All week long, I’m writing about the encounter of Jesus and the Canaanite woman who seeks healing for her demon-possessed daughter in Matthew 15. Yesterday, I wrote about the need to take Jesus’ cruelty seriously. Since he’s Jesus, it would be easy to dismiss his racist behavior out of hand as something surely not as bad as it seems. But it is as bad as it seems! Now, I’ll spend the rest of the week trying to figure out how to make sense of this absolutely unbelievable encounter.
Today, I’d like to focus on geography. Let’s start where the story starts—in Gennesaret. Although it no longer exists, Gennesaret was a seaside community on the northwestern shore of the Sea of Galilee.

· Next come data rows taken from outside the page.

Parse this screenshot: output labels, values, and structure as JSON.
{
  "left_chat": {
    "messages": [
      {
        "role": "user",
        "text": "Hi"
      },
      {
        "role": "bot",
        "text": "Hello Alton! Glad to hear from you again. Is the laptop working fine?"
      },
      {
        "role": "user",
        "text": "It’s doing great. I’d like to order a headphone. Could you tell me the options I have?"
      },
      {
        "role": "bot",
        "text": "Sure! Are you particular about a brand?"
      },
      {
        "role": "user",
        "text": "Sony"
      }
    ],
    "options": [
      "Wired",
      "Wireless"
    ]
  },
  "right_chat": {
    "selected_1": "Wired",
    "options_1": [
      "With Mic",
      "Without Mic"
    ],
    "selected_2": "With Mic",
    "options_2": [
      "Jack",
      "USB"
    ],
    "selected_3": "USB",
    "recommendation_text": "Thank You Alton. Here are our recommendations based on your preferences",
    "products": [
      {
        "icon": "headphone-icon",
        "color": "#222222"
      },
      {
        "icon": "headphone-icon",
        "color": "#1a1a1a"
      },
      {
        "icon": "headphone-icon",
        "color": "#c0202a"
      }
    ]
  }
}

Remember, last week, Jesus walked out on the water to rescue the disciples, whom he had sent “to the other side” after feeding the 5,000 (Matt. 14:22). And, going back another week, remember that he had fed the 5,000 in a desolate place that he had reached by boat while trying unsuccessfully to escape the crowds (Matt. 14:13). And, going back even further, we see that Jesus had been in his hometown of Nazareth, which is not on the coast. There he had taught the people some perplexing parables but was not well received (Matt. 14:53ff.). So, he started at his home town, walked to the coast, went by boat to a lonely place (probably on the southern shore), sent the disciples north toward Gennesaret, walked out toward them, and rode with them in the boat until they made it to Gennesaret.
map from https://www.blueletterbible.org/assets/images/study/pnt/maps/palestine/gennesaret.jpg
Why is that important? Because Matthew tells us that they left Gennesaret and went toward the region of Tyre and Sidon—even further north. In Jesus’ time, Tyre and Sidon, which are in present-day Lebanon, were not in Jewish territory. This was Gentile country. It was further away from Jerusalem. In other words, it was moving in the wrong direction. And, even more importantly, they didn’t just leave Gennesaret—they retreated from it.
The Greek word that is translated as “went away” is “ἀνεχώρησεν,” which is a form of the verb that literally means “to withdraw…[as] those who through fear seek some other place” (see greekbible.com). Matthew also uses this word to describe the movement of Jesus and his disciples in 4:12: “Now when he heard that John had been arrested, he withdrew into Galilee.” It might be an exaggeration to say that Jesus was “running scared” when he headed north toward Tyre and Sidon, but it’s clear that he wasn’t going there on purpose. It was a detour. It was a retreat. It was an out-of-the-way, not-where-we-want-to-go trip. And that’s what’s going on in Jesus’ mind when he is approached by the Gentile woman.
Have you ever been so focused on the task at hand that you miss an opportunity that is even more important? The other day I was hurrying to get somewhere. People were waiting on me. I needed to rush to meet them so that we could all start on the work that was ahead of us. Someone approached me in the parking lot and asked to speak with me. Feeling the pinch of my other commitment, I said, “This will have to be quick. I’m in a hurry.” I didn’t call her a Canaanite dog-woman, but I might as well have. My gruffness had less to do with her than with the hurry I was in. She wasn’t on my to do list. The people who were waiting on me had my complete attention. She was in the way. She was a distraction. She was holding me up. And I missed the chance to minister to her because of my one-track focus.
Maybe Jesus was upset about being pushed northward by the Pharisees who were angry about what he said. Maybe Jesus felt like he was going in the wrong direction. Maybe Jesus was trying to figure out how he could get his countercultural message through to the people he came to save. When the Gentile woman came up to him, she was in the way. She was distraction. She was holding him up.
In the end, of course, Jesus discovers that even this non-Jew in a non-Jew territory had the kind of faith he was looking for. I think she surprised him. I think she said something to get his attention. I think he had an aha! moment when he realized that there was important, valuable ministry to be done even if it was off track. That doesn’t excuse the cruel way he treated this woman in need, but it helps me understand what was going through his mind. And that helps me remember to look for opportunities for ministry that aren’t on my to do list.